Why Don’t They Get It? Process Is More Important Than the Companies You Select
publication date: Jan 20, 2015
author/source: Brian Nelson, CFA
Case Study: Apple (AAPL)
July 24, 2013: “We added to our position in Apple. We think the shares are significantly undervalued, and we’re seeing some re-affirming market action following its strong quarterly report… (source).”
The chart of Apple and the philosophical illustration below show how using the Valuentum process helped maximize profits in Apple within the newsletter portfolios. While others were still unsure whether Apple would come to reflect its intrinsic value and sat on the sidelines, a powerful technical breakout gave us all the incremental information we needed on this underpriced idea to add more shares to the Best Ideas portfolio. We also opened a new position in the Dividend Growth portfolio at that time. This particular breakout--when a downtrend is broken through--is incredibly powerful. The market, in essence, told us when it was time to buy Apple.

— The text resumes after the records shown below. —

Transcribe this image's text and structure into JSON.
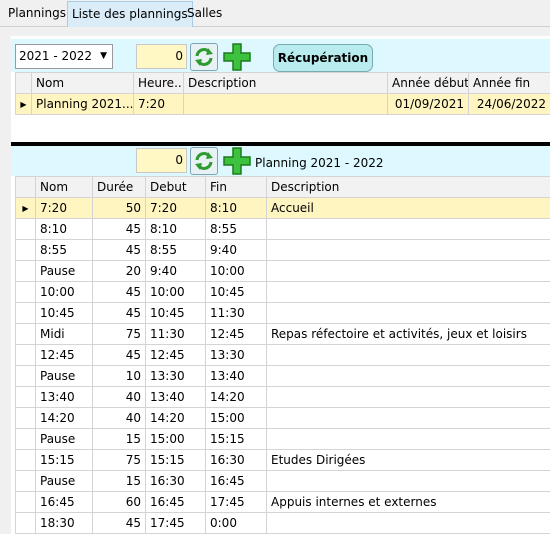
{
  "tabs": [
    {
      "label": "Plannings"
    },
    {
      "label": "Liste des plannings"
    },
    {
      "label": "Salles"
    }
  ],
  "top": {
    "year_select": "2021 - 2022",
    "counter": "0",
    "recup_label": "Récupération",
    "columns": [
      "Nom",
      "Heure...",
      "Description",
      "Année début",
      "Année fin"
    ],
    "row": {
      "nom": "Planning 2021...",
      "heure": "7:20",
      "description": "",
      "debut": "01/09/2021",
      "fin": "24/06/2022"
    }
  },
  "bottom": {
    "counter": "0",
    "planning_label": "Planning 2021 - 2022",
    "columns": [
      "Nom",
      "Durée",
      "Debut",
      "Fin",
      "Description"
    ],
    "rows": [
      {
        "nom": "7:20",
        "duree": "50",
        "debut": "7:20",
        "fin": "8:10",
        "desc": "Accueil"
      },
      {
        "nom": "8:10",
        "duree": "45",
        "debut": "8:10",
        "fin": "8:55",
        "desc": ""
      },
      {
        "nom": "8:55",
        "duree": "45",
        "debut": "8:55",
        "fin": "9:40",
        "desc": ""
      },
      {
        "nom": "Pause",
        "duree": "20",
        "debut": "9:40",
        "fin": "10:00",
        "desc": ""
      },
      {
        "nom": "10:00",
        "duree": "45",
        "debut": "10:00",
        "fin": "10:45",
        "desc": ""
      },
      {
        "nom": "10:45",
        "duree": "45",
        "debut": "10:45",
        "fin": "11:30",
        "desc": ""
      },
      {
        "nom": "Midi",
        "duree": "75",
        "debut": "11:30",
        "fin": "12:45",
        "desc": "Repas réfectoire et activités, jeux et loisirs"
      },
      {
        "nom": "12:45",
        "duree": "45",
        "debut": "12:45",
        "fin": "13:30",
        "desc": ""
      },
      {
        "nom": "Pause",
        "duree": "10",
        "debut": "13:30",
        "fin": "13:40",
        "desc": ""
      },
      {
        "nom": "13:40",
        "duree": "40",
        "debut": "13:40",
        "fin": "14:20",
        "desc": ""
      },
      {
        "nom": "14:20",
        "duree": "40",
        "debut": "14:20",
        "fin": "15:00",
        "desc": ""
      },
      {
        "nom": "Pause",
        "duree": "15",
        "debut": "15:00",
        "fin": "15:15",
        "desc": ""
      },
      {
        "nom": "15:15",
        "duree": "75",
        "debut": "15:15",
        "fin": "16:30",
        "desc": "Etudes Dirigées"
      },
      {
        "nom": "Pause",
        "duree": "15",
        "debut": "16:30",
        "fin": "16:45",
        "desc": ""
      },
      {
        "nom": "16:45",
        "duree": "60",
        "debut": "16:45",
        "fin": "17:45",
        "desc": "Appuis internes et externes"
      },
      {
        "nom": "18:30",
        "duree": "45",
        "debut": "17:45",
        "fin": "0:00",
        "desc": ""
      }
    ]
  }
}
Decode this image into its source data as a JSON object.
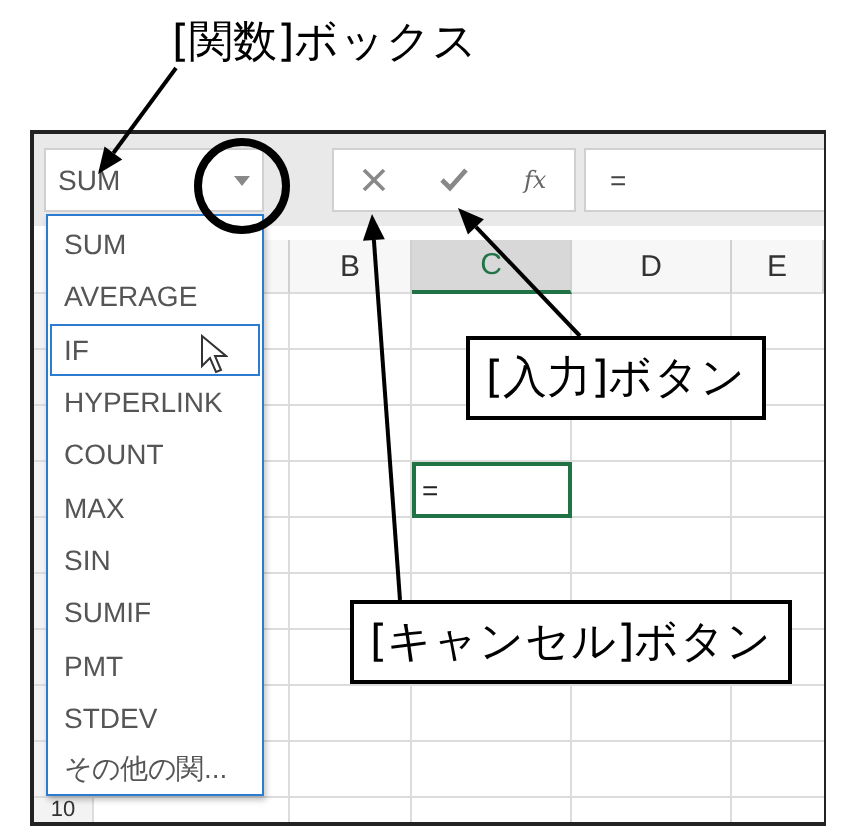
{
  "name_box": {
    "value": "SUM"
  },
  "formula_bar": {
    "function_label": "fx",
    "formula": "="
  },
  "columns": [
    {
      "label": "B",
      "selected": false
    },
    {
      "label": "C",
      "selected": true
    },
    {
      "label": "D",
      "selected": false
    },
    {
      "label": "E",
      "selected": false
    }
  ],
  "active_cell": {
    "value": "="
  },
  "last_row_number": "10",
  "function_list": [
    {
      "label": "SUM",
      "selected": false
    },
    {
      "label": "AVERAGE",
      "selected": false
    },
    {
      "label": "IF",
      "selected": true
    },
    {
      "label": "HYPERLINK",
      "selected": false
    },
    {
      "label": "COUNT",
      "selected": false
    },
    {
      "label": "MAX",
      "selected": false
    },
    {
      "label": "SIN",
      "selected": false
    },
    {
      "label": "SUMIF",
      "selected": false
    },
    {
      "label": "PMT",
      "selected": false
    },
    {
      "label": "STDEV",
      "selected": false
    },
    {
      "label": "その他の関...",
      "selected": false
    }
  ],
  "callouts": [
    {
      "text": "[関数]ボックス",
      "kind": "plain"
    },
    {
      "text": "[入力]ボタン",
      "kind": "boxed"
    },
    {
      "text": "[キャンセル]ボタン",
      "kind": "boxed"
    }
  ]
}
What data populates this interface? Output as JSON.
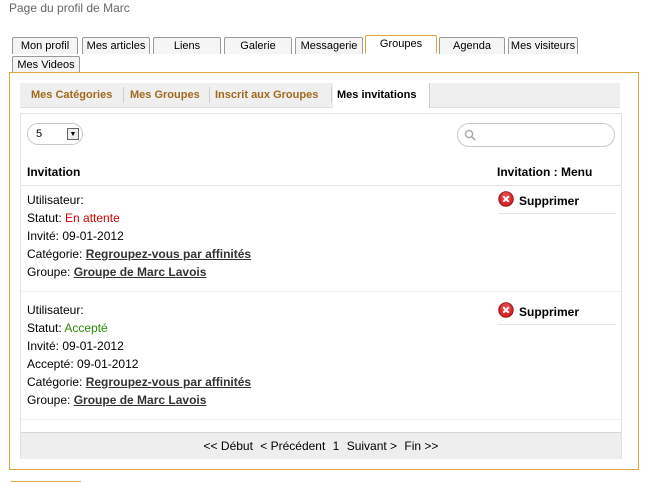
{
  "page": {
    "title": "Page du profil de Marc"
  },
  "tabs": [
    {
      "label": "Mon profil"
    },
    {
      "label": "Mes articles"
    },
    {
      "label": "Liens"
    },
    {
      "label": "Galerie"
    },
    {
      "label": "Messagerie"
    },
    {
      "label": "Groupes",
      "active": true
    },
    {
      "label": "Agenda"
    },
    {
      "label": "Mes visiteurs"
    },
    {
      "label": "Mes Videos"
    }
  ],
  "subtabs": [
    {
      "label": "Mes Catégories"
    },
    {
      "label": "Mes Groupes"
    },
    {
      "label": "Inscrit aux Groupes"
    },
    {
      "label": "Mes invitations",
      "active": true
    }
  ],
  "controls": {
    "per_page": "5",
    "per_page_arrow": "▼"
  },
  "table": {
    "headers": {
      "invitation": "Invitation",
      "menu": "Invitation : Menu"
    },
    "rows": [
      {
        "user_label": "Utilisateur:",
        "status_label": "Statut:",
        "status_value": "En attente",
        "invited_label": "Invité:",
        "invited_date": "09-01-2012",
        "category_label": "Catégorie:",
        "category_link": "Regroupez-vous par affinités",
        "group_label": "Groupe:",
        "group_link": "Groupe de Marc Lavois",
        "action": "Supprimer"
      },
      {
        "user_label": "Utilisateur:",
        "status_label": "Statut:",
        "status_value": "Accepté",
        "invited_label": "Invité:",
        "invited_date": "09-01-2012",
        "accepted_label": "Accepté:",
        "accepted_date": "09-01-2012",
        "category_label": "Catégorie:",
        "category_link": "Regroupez-vous par affinités",
        "group_label": "Groupe:",
        "group_link": "Groupe de Marc Lavois",
        "action": "Supprimer"
      }
    ]
  },
  "pager": {
    "first": "<< Début",
    "prev": "< Précédent",
    "current": "1",
    "next": "Suivant >",
    "last": "Fin >>"
  },
  "colors": {
    "accent": "#e0a63a",
    "subtab_text": "#a06a1e",
    "pending": "#d00000",
    "accepted": "#2a8a0a"
  },
  "icons": {
    "search": "search-icon",
    "delete": "delete-circle-icon",
    "dropdown": "chevron-down-icon"
  }
}
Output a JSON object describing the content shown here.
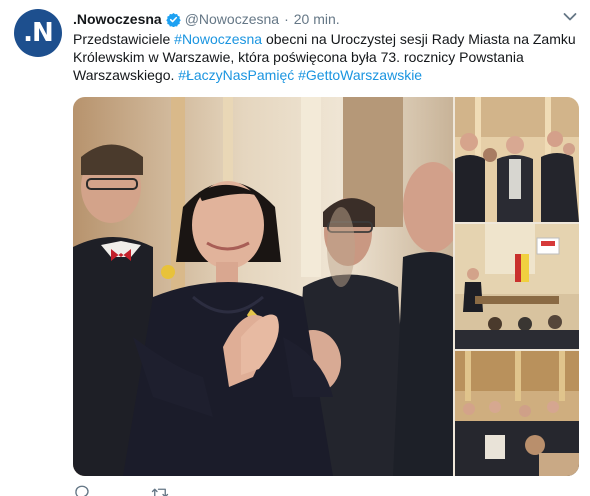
{
  "account": {
    "display_name": ".Nowoczesna",
    "handle": "@Nowoczesna",
    "separator": "·",
    "timestamp": "20 min.",
    "avatar_letter": ".N",
    "avatar_color": "#1d4f8e",
    "verified": true
  },
  "tweet": {
    "segments": [
      {
        "text": "Przedstawiciele ",
        "type": "text"
      },
      {
        "text": "#Nowoczesna",
        "type": "hashtag"
      },
      {
        "text": " obecni na Uroczystej sesji Rady Miasta na Zamku Królewskim w Warszawie, która poświęcona była 73. rocznicy Powstania Warszawskiego. ",
        "type": "text"
      },
      {
        "text": "#ŁaczyNasPamięć",
        "type": "hashtag"
      },
      {
        "text": " ",
        "type": "text"
      },
      {
        "text": "#GettoWarszawskie",
        "type": "hashtag"
      }
    ]
  },
  "media": {
    "count": 4,
    "photos": [
      "main-photo",
      "side-photo-1",
      "side-photo-2",
      "side-photo-3"
    ]
  },
  "icons": {
    "menu": "chevron-down-icon",
    "verified": "verified-badge-icon",
    "reply": "reply-icon",
    "retweet": "retweet-icon"
  },
  "colors": {
    "link": "#1b95e0",
    "secondary_text": "#657786",
    "verified": "#1da1f2"
  }
}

Apple has performed wonderfully since then – a homerun, indeed, and textbook execution of the process. The select few firms that make it to the newsletter portfolios also mean that we have a very high batting average – the number of firms added to the newsletter portfolios that are outperforming the market divided by the total number of firms added. Any firm that has been added to the newsletter portfolios is currently in its stock pricing cycle, which is why we may have firms with lower Valuentum Buying Index ratings in the portfolios. It takes time for the “Valuentum” thesis to play out -- just look at Apple below, for example. It has been ~18 months since the 'consider buying' signal. Fabulous and worth waiting for. Stick to the methodology.